The global targets are based on the IPCC carbon budgets documented in the Assumptions in the sidebar. There are no official targets but we have calculated what the targets would be if the limits for remaining around 1.5oC or under 2oC were followed, and using the known emissions for the years 2011 to 2015 and projected emissions from 2016 to 2020. Global targets are specified as Carbon Dioxide (CO2).

The following charts are an example of what global emission reductions need to be along with the cumulative emissions resulting from the suggested limits. These charts assume that emissions are reduced at the same rate each year. This is obviously not realistic and is a best-case scenario. There is a history of global emissions here.

Suggested Global Emissions Reduction Targets

The following chart represents the targets for keeping the total global emissions under the cumulative limits for a likely (66%) chance of keeping global temperatures from rising more than 1.5 (green) and 2 (blue) degrees C.

Global Emission Reduction Targets

 

Cumulative Emissions Due to Suggested Targets

The horizontal lines represent the maximum cumulative emissions for a likely (66%) chance of keeping global temperatures from rising more than 1.5 (orange) and 2 degrees C (red). The other lines represent the cumulative emissions if we follow the targets for 1.5 (green) and less than 2 degrees C (blue).

Click on the charts to see them full size
 

The emission reduction targets for remaining around 1.5 or below 2 degrees C are in this table (compared to 2011 emissions).

Year

1.5oC

Less than 2oC

2020
11% above
38,900 MtCO2
11% above
38,900 MtCO2
2030
100% (by 2023)
22%
27,200 MtCO2
2040
 
56%
15,500 MtCO2
2050
 
90%
3,800 MtCO2

 

What happens if we do not reduce our annual emissions?

According to CarbonBrief in 2016:

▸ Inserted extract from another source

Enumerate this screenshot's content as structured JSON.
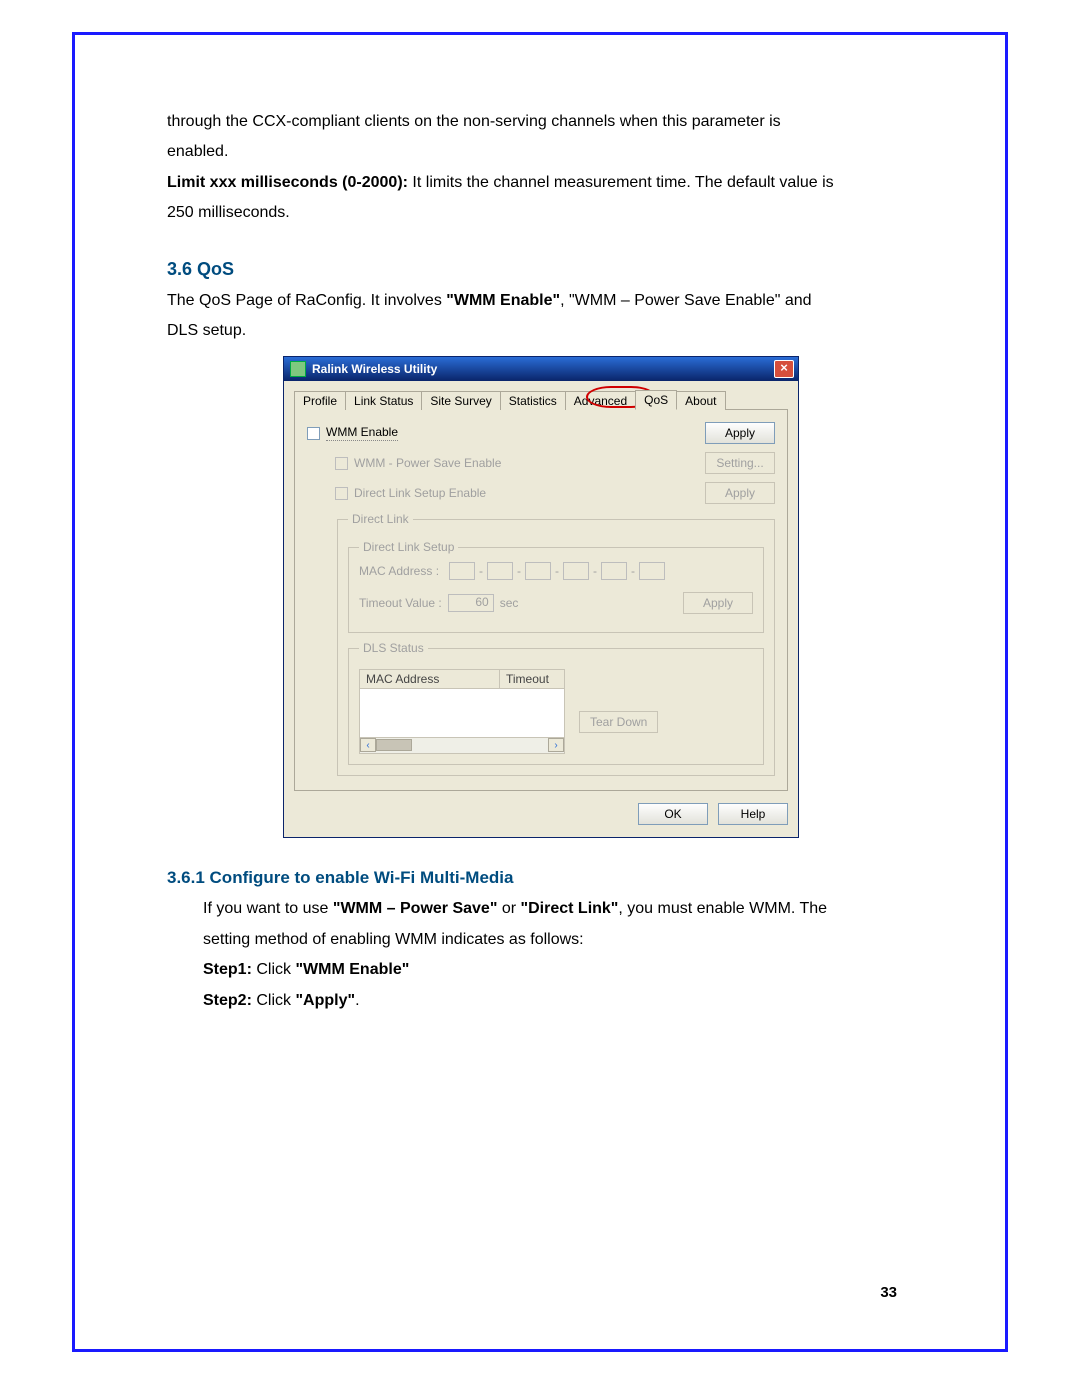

[T]here are just over four years’ worth of current emissions left before it becomes unlikely that we’ll meet the 1.5C target without overshooting and relying on unproven “negative emissions” technologies to remove large amounts of CO2 out of the air later in the century."